Responses by Jaime Flynn, creative director, Bonfire Labs
Background: On Women’s Equality Day, we celebrate women being awarded the right to vote, but many women who were crucial to this achievement have been left out of history. We sought to give voice to these women—mostly women of color—by sharing their stories with people of every color, gender and orientation in San Francisco, because women’s equality is not just for women; it’s for everyone.
Reasoning: We wanted to share the stories of these women by creating digital baseball-card like assets, anonymously airdropping them to people’s phones. The airdrops appeared with a preview of the story and the question, “Do you know these women?,” enticing people to open the story. It was a key component that the delivery of the stories be anonymous, as these forgotten women are largely unnamed and unknown in history’s documentation of the women’s movement.
Challenges: Airdrop proved to have it’s own set of challenges. When receiving an airdrop, phones are by default labeled with a person’s name, so each phone we used to spread the stories was renamed to The Forgotten Suffragettes. It also was difficult to maintain anonymity, as Airdrop requires you to be within 30 feet of someone to share. Regardless of the number of people present, if they’re not engaged with their phones, they’re not receiving messages. We found the most success with commuters.
Visual influences: Our main priority was to create something that felt like historical artifacts to celebrate and uplift these women as heroes. Taking inspiration from baseball cards, zines, and old photographs, we created a visual system that was a fresh take on biographies. The distressed photographs are a reminder that these women were tossed aside by history. We used bright, colored typography to bring it to modern day, and grab your attention when accepting the airdrop.
Anything new: Before researching, we had never heard of the women featured on the cards. It was challenging to uncover suffragist women of color, even though they were briefly touched on in the histories of more well known women. For example, Matilda Joslyn Gage was a White woman whose feminist ideas were inspired by Native American women. But after extensive research, we couldn’t pull the name of one Native American woman to feature. This goes to show how women’s suffrage has been has been almost exclusively focused on Caucasian women, further underscoring the notion that equality isn’t only a gender issue.

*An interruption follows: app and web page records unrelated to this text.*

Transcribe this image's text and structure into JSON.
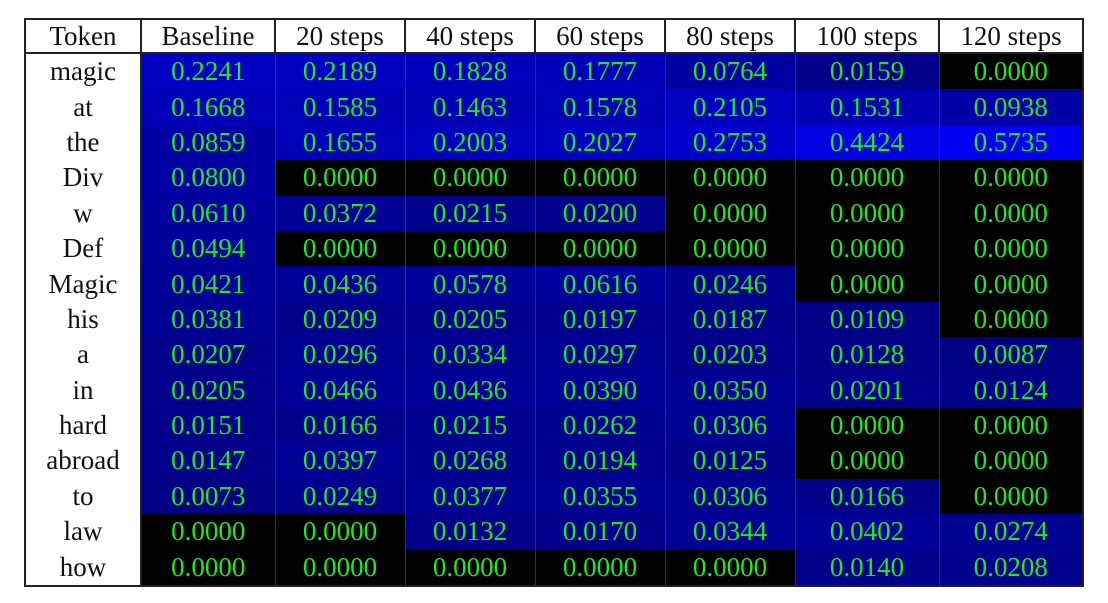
{
  "chart_data": {
    "type": "heatmap",
    "title": "",
    "row_header": "Token",
    "columns": [
      "Baseline",
      "20 steps",
      "40 steps",
      "60 steps",
      "80 steps",
      "100 steps",
      "120 steps"
    ],
    "rows": [
      {
        "token": "magic",
        "values": [
          "0.2241",
          "0.2189",
          "0.1828",
          "0.1777",
          "0.0764",
          "0.0159",
          "0.0000"
        ]
      },
      {
        "token": "at",
        "values": [
          "0.1668",
          "0.1585",
          "0.1463",
          "0.1578",
          "0.2105",
          "0.1531",
          "0.0938"
        ]
      },
      {
        "token": "the",
        "values": [
          "0.0859",
          "0.1655",
          "0.2003",
          "0.2027",
          "0.2753",
          "0.4424",
          "0.5735"
        ]
      },
      {
        "token": "Div",
        "values": [
          "0.0800",
          "0.0000",
          "0.0000",
          "0.0000",
          "0.0000",
          "0.0000",
          "0.0000"
        ]
      },
      {
        "token": "w",
        "values": [
          "0.0610",
          "0.0372",
          "0.0215",
          "0.0200",
          "0.0000",
          "0.0000",
          "0.0000"
        ]
      },
      {
        "token": "Def",
        "values": [
          "0.0494",
          "0.0000",
          "0.0000",
          "0.0000",
          "0.0000",
          "0.0000",
          "0.0000"
        ]
      },
      {
        "token": "Magic",
        "values": [
          "0.0421",
          "0.0436",
          "0.0578",
          "0.0616",
          "0.0246",
          "0.0000",
          "0.0000"
        ]
      },
      {
        "token": "his",
        "values": [
          "0.0381",
          "0.0209",
          "0.0205",
          "0.0197",
          "0.0187",
          "0.0109",
          "0.0000"
        ]
      },
      {
        "token": "a",
        "values": [
          "0.0207",
          "0.0296",
          "0.0334",
          "0.0297",
          "0.0203",
          "0.0128",
          "0.0087"
        ]
      },
      {
        "token": "in",
        "values": [
          "0.0205",
          "0.0466",
          "0.0436",
          "0.0390",
          "0.0350",
          "0.0201",
          "0.0124"
        ]
      },
      {
        "token": "hard",
        "values": [
          "0.0151",
          "0.0166",
          "0.0215",
          "0.0262",
          "0.0306",
          "0.0000",
          "0.0000"
        ]
      },
      {
        "token": "abroad",
        "values": [
          "0.0147",
          "0.0397",
          "0.0268",
          "0.0194",
          "0.0125",
          "0.0000",
          "0.0000"
        ]
      },
      {
        "token": "to",
        "values": [
          "0.0073",
          "0.0249",
          "0.0377",
          "0.0355",
          "0.0306",
          "0.0166",
          "0.0000"
        ]
      },
      {
        "token": "law",
        "values": [
          "0.0000",
          "0.0000",
          "0.0132",
          "0.0170",
          "0.0344",
          "0.0402",
          "0.0274"
        ]
      },
      {
        "token": "how",
        "values": [
          "0.0000",
          "0.0000",
          "0.0000",
          "0.0000",
          "0.0000",
          "0.0140",
          "0.0208"
        ]
      }
    ],
    "colormap": {
      "zero": "#000000",
      "low": "#00007a",
      "high": "#0000f0",
      "text": "#22e822"
    },
    "value_range": [
      0,
      0.5735
    ]
  }
}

Alternative approach: If we were to execute this campaign again, we’d get women across the country to help spread the word. We would spend more time uncovering the untold stories of even more forgotten suffragettes, and distribute them across cities to expand our impact at a national scale. By amplifying our network, we’d do more to deepen the history of the women’s suffrage movement.